## WHAT THIS TASK INVOLVES
Your reply should reproduce the data below without a single alteration, apart from dropping the images.

## DATA FOR REVIEW
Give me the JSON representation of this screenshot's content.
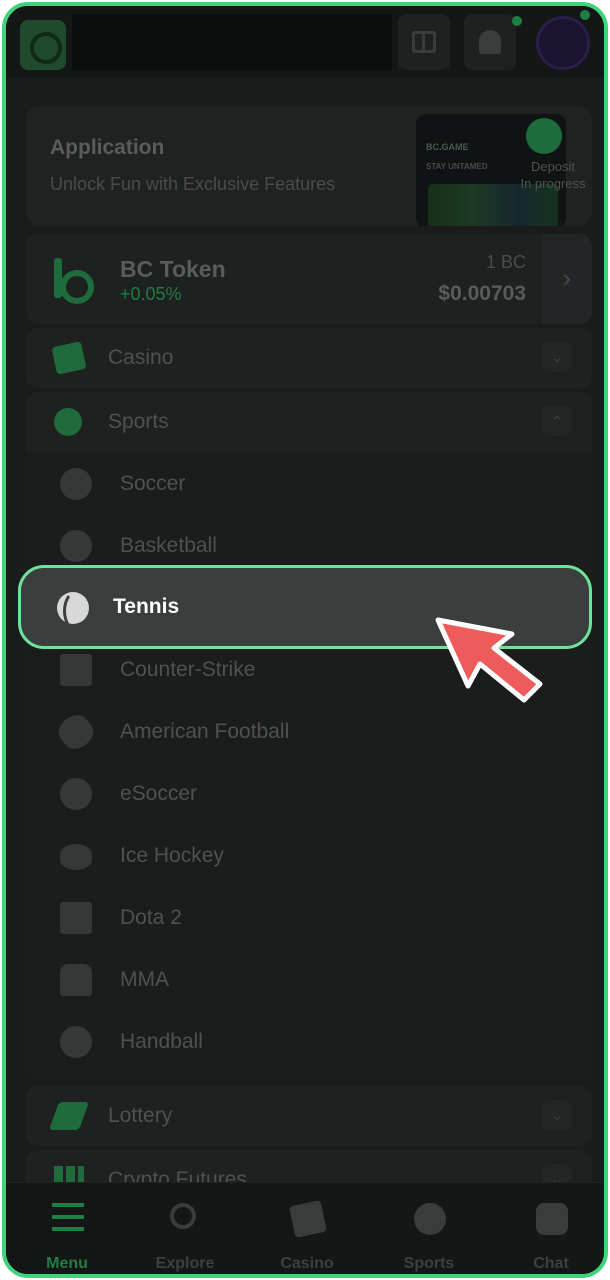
{
  "app_banner": {
    "title": "Application",
    "subtitle": "Unlock Fun with Exclusive Features",
    "image_brand": "BC.GAME",
    "image_tagline": "STAY UNTAMED",
    "deposit_text": "Deposit\nIn progress"
  },
  "token": {
    "name": "BC Token",
    "change": "+0.05%",
    "unit": "1 BC",
    "price": "$0.00703",
    "change_color": "#1f7d45"
  },
  "sections": {
    "casino": "Casino",
    "sports": "Sports",
    "lottery": "Lottery",
    "futures": "Crypto Futures"
  },
  "sports_items": [
    "Soccer",
    "Basketball",
    "Tennis",
    "Counter-Strike",
    "American Football",
    "eSoccer",
    "Ice Hockey",
    "Dota 2",
    "MMA",
    "Handball"
  ],
  "bottom_nav": {
    "menu": "Menu",
    "explore": "Explore",
    "casino": "Casino",
    "sports": "Sports",
    "chat": "Chat"
  },
  "colors": {
    "accent": "#3fd47a",
    "highlight_border": "#6fe39a",
    "pointer": "#ef5b5b",
    "background": "#1a1b1b"
  },
  "icons": {
    "gift": "gift-icon",
    "bell": "bell-icon",
    "pointer": "cursor-arrow-icon"
  }
}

## FINISHED EXERCISE
Give me the JSON representation of this screenshot's content.
{
  "app_banner": {
    "title": "Application",
    "subtitle": "Unlock Fun with Exclusive Features",
    "image_brand": "BC.GAME",
    "image_tagline": "STAY UNTAMED",
    "deposit_text": "Deposit\nIn progress"
  },
  "token": {
    "name": "BC Token",
    "change": "+0.05%",
    "unit": "1 BC",
    "price": "$0.00703",
    "change_color": "#1f7d45"
  },
  "sections": {
    "casino": "Casino",
    "sports": "Sports",
    "lottery": "Lottery",
    "futures": "Crypto Futures"
  },
  "sports_items": [
    "Soccer",
    "Basketball",
    "Tennis",
    "Counter-Strike",
    "American Football",
    "eSoccer",
    "Ice Hockey",
    "Dota 2",
    "MMA",
    "Handball"
  ],
  "bottom_nav": {
    "menu": "Menu",
    "explore": "Explore",
    "casino": "Casino",
    "sports": "Sports",
    "chat": "Chat"
  },
  "colors": {
    "accent": "#3fd47a",
    "highlight_border": "#6fe39a",
    "pointer": "#ef5b5b",
    "background": "#1a1b1b"
  },
  "icons": {
    "gift": "gift-icon",
    "bell": "bell-icon",
    "pointer": "cursor-arrow-icon"
  }
}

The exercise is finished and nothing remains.